The standard therapy for degenerative joint disease currently adopts oral painkillers or non-steroid anti-inflammatory agents to reduce pain or control inflammation. The therapy can also include glucosamine or hyaluronic acid injections into joints to increase joint lubrication. Recently, the injection of PRP paid out-of-pocket has also been on the rise. Nonetheless, these therapies only improve symptoms or functioning, but do not change the disease process or effectively mitigate the damage or aging of the joint tendons. Hence, patients still suffer from consistent abrasion on the joint tendons after therapy, the effects of which eventually disappear. The long-term administration of painkillers or anti-inflammatory agents also results in gastrointestinal bleeding and damage to liver and renal functions.

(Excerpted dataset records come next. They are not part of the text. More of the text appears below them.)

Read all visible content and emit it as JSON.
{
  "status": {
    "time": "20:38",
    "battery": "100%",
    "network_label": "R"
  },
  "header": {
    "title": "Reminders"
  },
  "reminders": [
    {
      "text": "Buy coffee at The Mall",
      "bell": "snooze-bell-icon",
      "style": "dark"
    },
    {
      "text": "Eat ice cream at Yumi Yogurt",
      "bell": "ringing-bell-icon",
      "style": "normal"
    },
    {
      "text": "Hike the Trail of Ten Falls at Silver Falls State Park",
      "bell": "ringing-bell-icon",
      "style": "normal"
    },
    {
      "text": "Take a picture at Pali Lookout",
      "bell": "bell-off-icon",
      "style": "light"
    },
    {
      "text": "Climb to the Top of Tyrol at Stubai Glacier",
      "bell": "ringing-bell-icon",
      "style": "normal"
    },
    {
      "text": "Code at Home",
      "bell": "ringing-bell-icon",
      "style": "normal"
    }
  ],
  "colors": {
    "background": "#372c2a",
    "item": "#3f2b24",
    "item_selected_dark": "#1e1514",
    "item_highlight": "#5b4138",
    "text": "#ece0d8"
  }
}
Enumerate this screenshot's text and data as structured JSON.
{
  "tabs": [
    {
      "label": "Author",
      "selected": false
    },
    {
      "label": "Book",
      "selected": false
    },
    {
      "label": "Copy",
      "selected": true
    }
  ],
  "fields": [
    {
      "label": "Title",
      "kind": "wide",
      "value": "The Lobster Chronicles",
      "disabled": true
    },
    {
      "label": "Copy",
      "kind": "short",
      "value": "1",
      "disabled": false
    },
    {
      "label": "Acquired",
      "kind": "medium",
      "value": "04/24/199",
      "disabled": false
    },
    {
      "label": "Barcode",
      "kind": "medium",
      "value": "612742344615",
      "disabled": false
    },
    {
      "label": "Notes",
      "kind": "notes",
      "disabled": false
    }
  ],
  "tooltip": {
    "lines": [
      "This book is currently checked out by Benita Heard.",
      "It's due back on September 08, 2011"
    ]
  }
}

Regenerative medicine related to cell therapy enhances the regenerative capacity of joint tendons through the transplantation of stem cells. The technology developed by CMUH currently divides each therapy session into two injections, totaling 100 million autologous bone marrow mesenchymal stem cells, which effectively alleviate the swelling and pain resulting from the injection. Moreover, the therapy has a regenerative effect by injecting stem cells into the joints. Patients receiving this type of therapy not only experience improvement in their arthritis symptoms and functioning, but also improvement in their disease progression.
CMUH state-of-the-art cell therapy is developing at full speed

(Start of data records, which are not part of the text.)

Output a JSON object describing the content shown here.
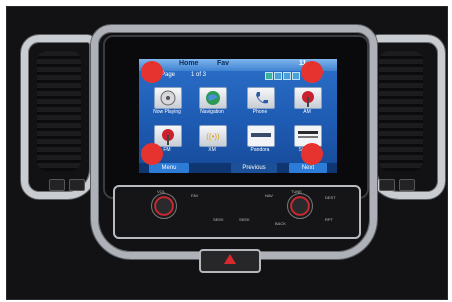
{
  "screen": {
    "tabs": [
      "Home",
      "Fav"
    ],
    "clock": "11",
    "page_label": "Page",
    "page_indicator": "1 of 3",
    "apps": [
      {
        "label": "Now Playing",
        "icon": "disc-icon"
      },
      {
        "label": "Navigation",
        "icon": "globe-icon"
      },
      {
        "label": "Phone",
        "icon": "phone-icon"
      },
      {
        "label": "AM",
        "icon": "radio-tower-icon"
      },
      {
        "label": "FM",
        "icon": "radio-tower-icon"
      },
      {
        "label": "XM",
        "icon": "xm-icon"
      },
      {
        "label": "Pandora",
        "icon": "pandora-icon"
      },
      {
        "label": "Stitcher",
        "icon": "stitcher-icon"
      }
    ],
    "bottom": {
      "left_label": "Menu",
      "previous_label": "Previous",
      "next_label": "Next"
    }
  },
  "controls": {
    "vol_label": "VOL",
    "fav_label": "FAV",
    "nav_label": "NAV",
    "tune_label": "TUNE",
    "back_label": "BACK",
    "seek_back_label": "SEEK",
    "seek_fwd_label": "SEEK",
    "rpt_label": "RPT",
    "dest_label": "DEST"
  },
  "colors": {
    "screen_blue": "#1e5bb3",
    "highlight_dot": "#e7332f",
    "chrome": "#c9ccd1"
  }
}
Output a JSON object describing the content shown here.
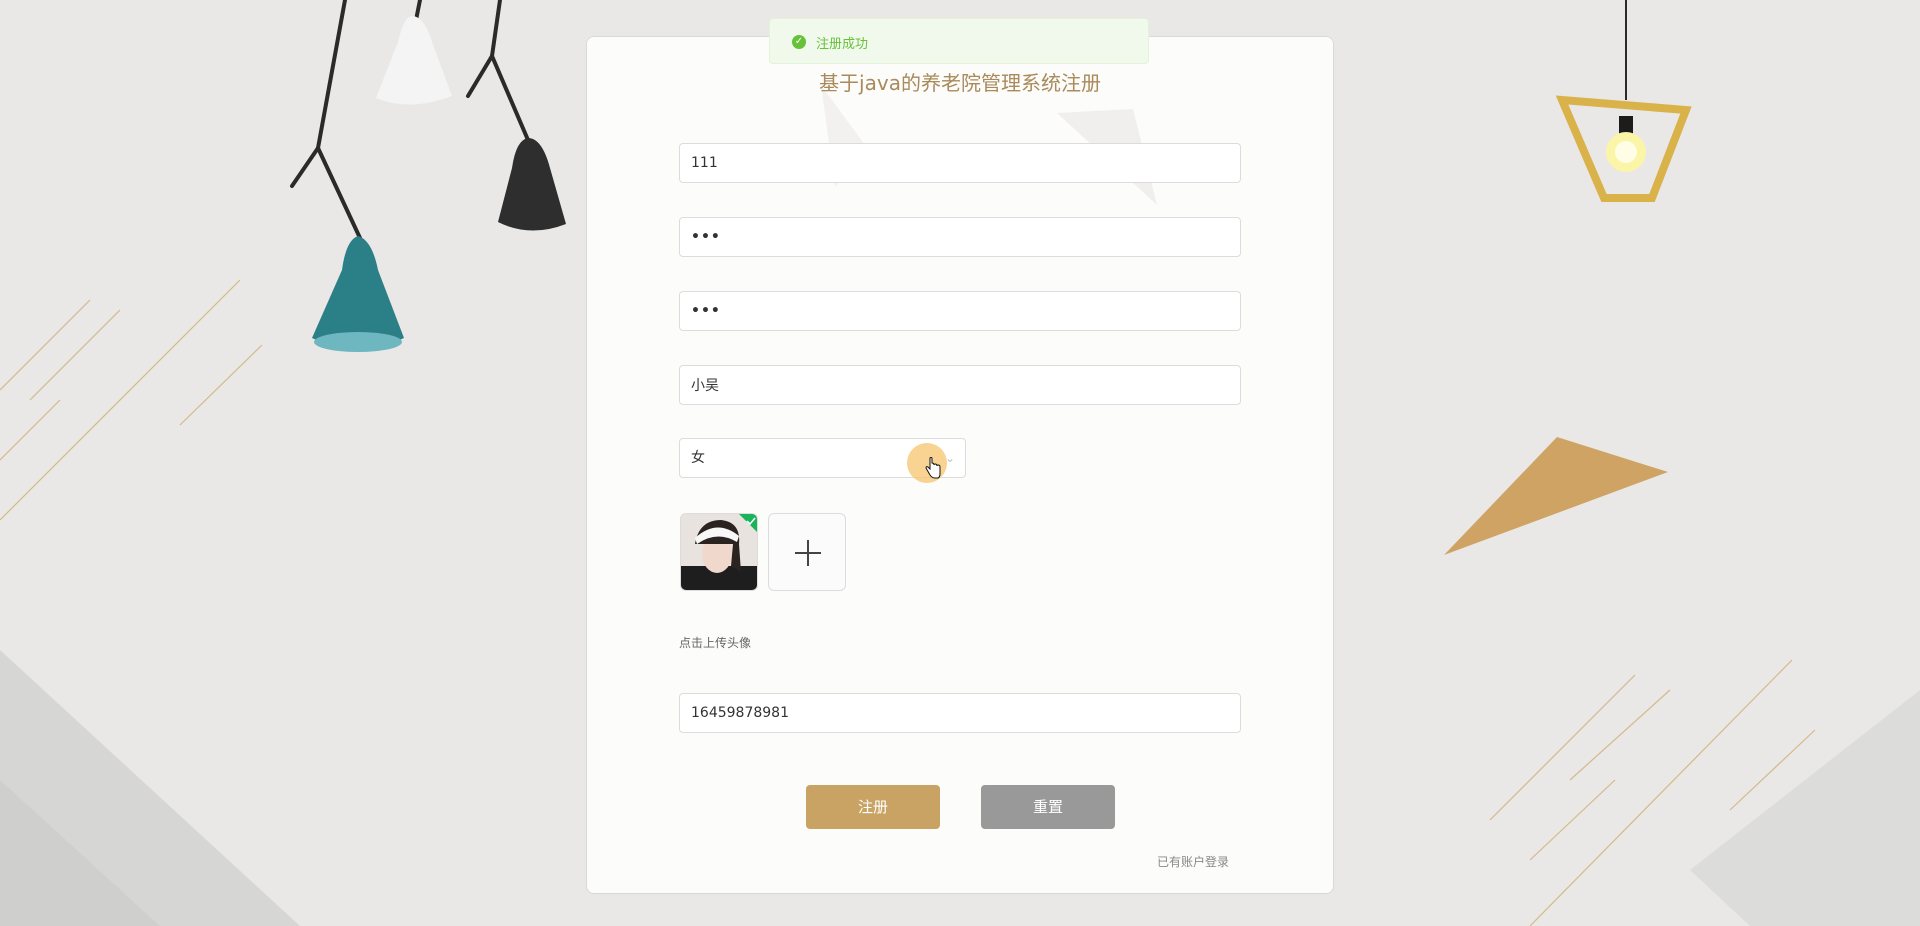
{
  "toast": {
    "message": "注册成功",
    "icon": "check-circle-icon",
    "color": "#67c23a"
  },
  "form": {
    "title": "基于java的养老院管理系统注册",
    "account_value": "111",
    "password_value": "•••",
    "confirm_password_value": "•••",
    "name_value": "小吴",
    "gender_value": "女",
    "avatar_hint": "点击上传头像",
    "phone_value": "16459878981",
    "register_label": "注册",
    "reset_label": "重置",
    "login_link": "已有账户登录"
  },
  "colors": {
    "accent": "#c9a363",
    "title": "#a98a5a",
    "reset": "#999999",
    "background": "#e9e8e6"
  }
}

CMUH “Translational Cell Therapy Center” integrates all of the hospital’s resources to lead the hospital in developing comprehensive cell therapy technology. There are 165 clinicians at CMUH who qualify for the Ministry of Health and Welfare’s designation of a professional physician of cell therapy. The approval of autoimmune dendritic cell therapy for solid tumors is just the first step for CMUH “Translational Cell Therapy Center” towards the future in state-of-the-art medical treatment. The center has also applied for the approval of autoimmune dendritic cell therapy to treat stage I-III solid tumors unresponsive to standard therapy. In the future, the center will develop cell factors of cytokine-induced killer (CIK) cells for solid tumor therapy, further expanding the types of cancers applicable for treatment and increasing the number of patients benefiting from therapy. In addition to autoimmune dendritic cell therapy, the Ministry of Health and Welfare also includes stem cell therapy for tissue repair in the approved Specific Application Regulations. As such, CMUH “Translational Cell Therapy Center” will apply to the Ministry of Health and Welfare for permission to use multiple stem cell therapy technologies to target stroke, spinal cord injury and degenerative joint diseases for the welfare of more patients in the future.

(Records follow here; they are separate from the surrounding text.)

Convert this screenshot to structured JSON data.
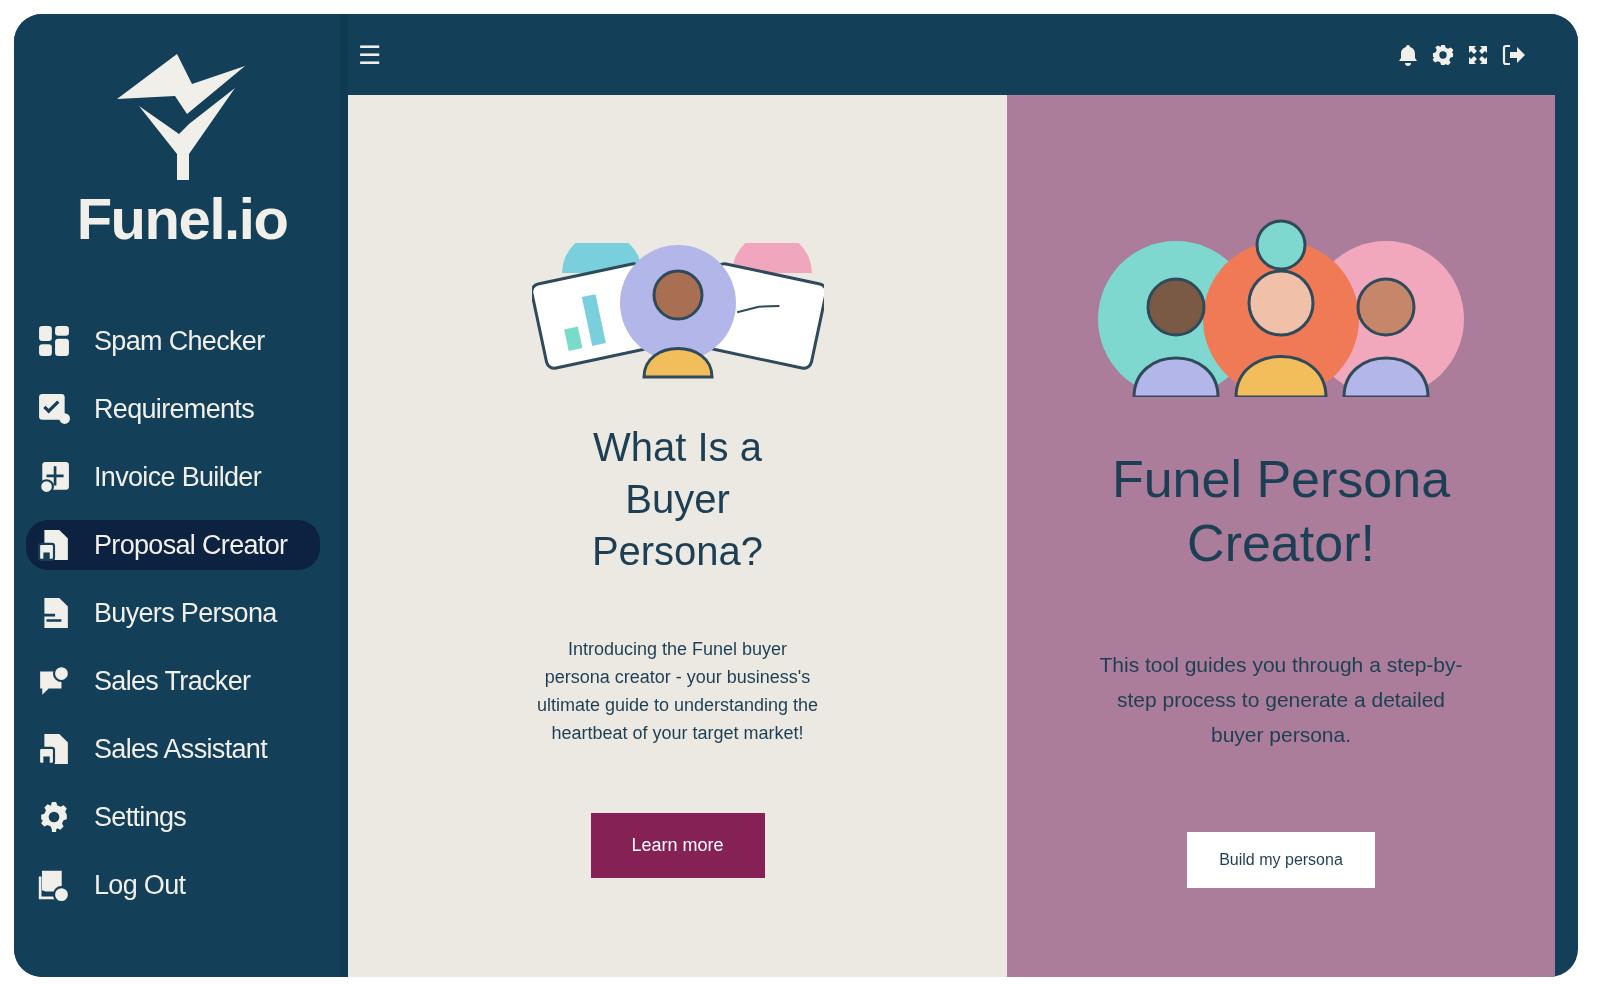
{
  "brand": {
    "name": "Funel.io"
  },
  "sidebar": {
    "items": [
      {
        "label": "Spam Checker",
        "kind": "grid",
        "selected": false
      },
      {
        "label": "Requirements",
        "kind": "checklist",
        "selected": false
      },
      {
        "label": "Invoice Builder",
        "kind": "invoice",
        "selected": false
      },
      {
        "label": "Proposal Creator",
        "kind": "file",
        "selected": true
      },
      {
        "label": "Buyers Persona",
        "kind": "document",
        "selected": false
      },
      {
        "label": "Sales Tracker",
        "kind": "chat",
        "selected": false
      },
      {
        "label": "Sales Assistant",
        "kind": "file",
        "selected": false
      },
      {
        "label": "Settings",
        "kind": "gear",
        "selected": false
      },
      {
        "label": "Log Out",
        "kind": "logout",
        "selected": false
      }
    ]
  },
  "topbar": {
    "menu_glyph": "☰"
  },
  "intro_card": {
    "heading": "What Is a Buyer Persona?",
    "body": "Introducing the Funel buyer persona creator - your business's ultimate guide to understanding the heartbeat of your target market!",
    "button": "Learn more"
  },
  "creator_card": {
    "heading": "Funel Persona Creator!",
    "body": "This tool guides you through a step-by-step process to generate a detailed buyer persona.",
    "button": "Build my persona"
  }
}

CMUH has advanced rapidly in recent years. Not only does CMUH foster many talents in critical care and medical education, but it also rivals the competition in the development of international medical technology, such as R&D of medical devices for minimally invasive surgery, AI-based medical care and 3D printing medical care. At the university commencement ceremony held on June 1, CMUH Chairman Chang-Hai Tsai encouraged all the graduates to understand the future direction of the world and find a way to become a world leader. CMUH “Translational Cell Therapy Center” officially announced its entry into the new field of cell therapy with such a promise, this also signifying the coming of Taiwan’s cell therapy era. In the future, through the “Translational Cell Therapy Center”, CMUH will link clinical needs with industrial development, integrate all aspects of the medical and technological fields, and further promote Taiwan’s state-of-the-art and innovative medical care to the world.